In the center, one sees yet another seated figure, this one more abstractly boxed in, with a slightly more subdued expression, in between, well, meat. There’s a lot that can be said about this work, mostly because, in a deeper sense, it says little itself, even as the superficial horrors it props up are stylistically well-done. Just think of what’s before you: there’s no real title to refer to (except a rote and recapitulative one), there’s no allusion to works past, and while the meat is not meant to be a symbol, it still does nothing to made the mind focus on some singular thing, on the one hand, or wander off to new and curious directions, as encouraged by the painting. One can only gaze at this sort of image, not play or engage with it on any deeper level.
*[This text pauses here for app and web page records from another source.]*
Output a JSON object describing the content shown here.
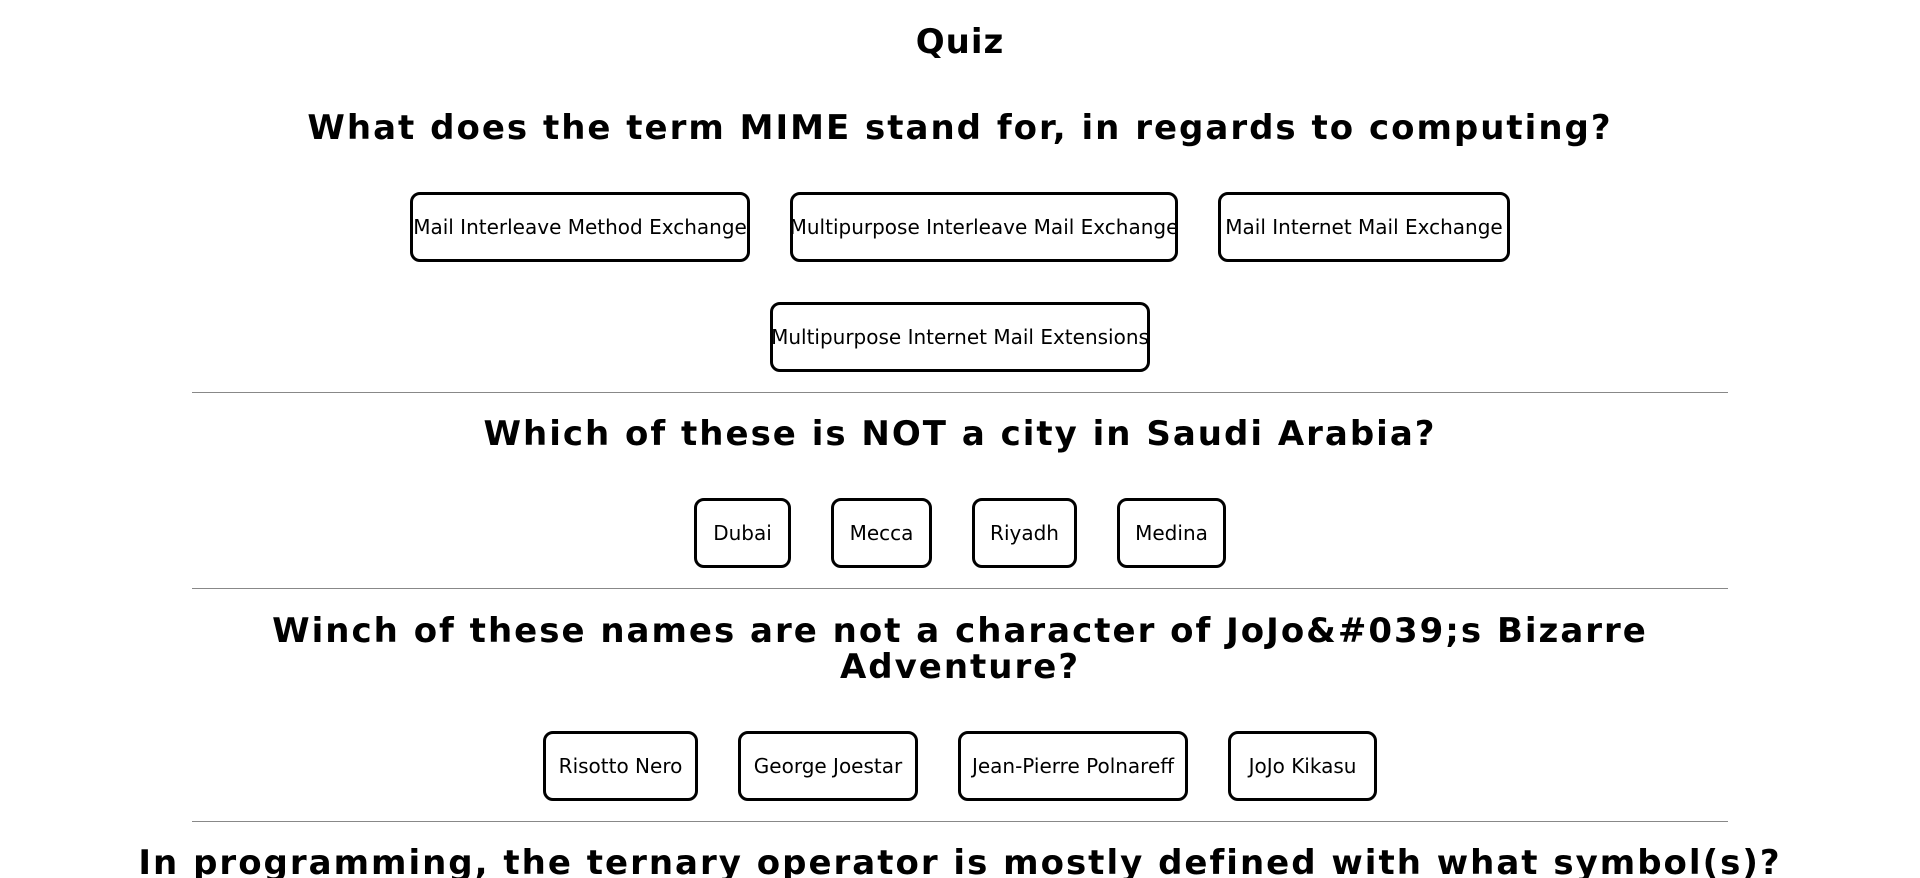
{
  "quiz_title": "Quiz",
  "questions": [
    {
      "text": "What does the term MIME stand for, in regards to computing?",
      "answers": [
        "Mail Interleave Method Exchange",
        "Multipurpose Interleave Mail Exchange",
        "Mail Internet Mail Exchange",
        "Multipurpose Internet Mail Extensions"
      ]
    },
    {
      "text": "Which of these is NOT a city in Saudi Arabia?",
      "answers": [
        "Dubai",
        "Mecca",
        "Riyadh",
        "Medina"
      ]
    },
    {
      "text": "Winch of these names are not a character of JoJo&#039;s Bizarre Adventure?",
      "answers": [
        "Risotto Nero",
        "George Joestar",
        "Jean-Pierre Polnareff",
        "JoJo Kikasu"
      ]
    },
    {
      "text": "In programming, the ternary operator is mostly defined with what symbol(s)?"
    }
  ]
}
Three Studies For Figures At The Base Of A Crucifixion (1944) fares better, and is instructional re: how this sort of art might work, on both technical and narrative levels. The first figure (as per most of the Crucifixion series) is somewhere between a creature and man, and seated on a chair or some other thing. Interestingly, the figure’s head can be interpreted in two ways: that of a head twisting back, as if in torture or to look at something, or no head at all but a suggestion of two arms being tied/held together behind the figure’s back. The eye is able to take in both possibilities, and it forces the brain to work, as opposed to merely take things in passively. The cloth, too, at the end of the chair is immediately seen as legs/feet by the eyes, depending on how the figure is being interpreted, revealing the sorts of tricks that Francis Bacon was capable of: mirages that, with a greater artist, would remain hidden and difficult to decipher, since they’d be so deeply married to a painting’s content that they’d be hard to isolate and study on their own. By contrast, they are quite ripe for analysis here, as in the second of the two figures (a neck wrapped in a towel, made unfamiliar by its mouth and the surrounds), and the last, which re-arranges ordinary human features in a way that is both seemingly illogical and immediately recognizable. The fact is, our brains are capable of entertaining multiple possibilities at once, and artists that know and exploit this vulnerability can learn to maximize their effects.
Thus, the art of Francis Bacon should be sought out by younger artists for reasons beyond its technical excellence. If one is, say, looking at a great Picasso, it’s all to easy to try and emulate that while missing the ‘thing’ that made Picasso great. In Bacon’s work, however, you can emulate the excellence — even you’re a bit inexperienced, yourself — and you’d probably never miss that deeper element. And this is not a bad thing, really, for artists need to learn before a (very) select few of them can evolve.
[*Note: all images are courtesy of Wikipedia unless otherwise noted.]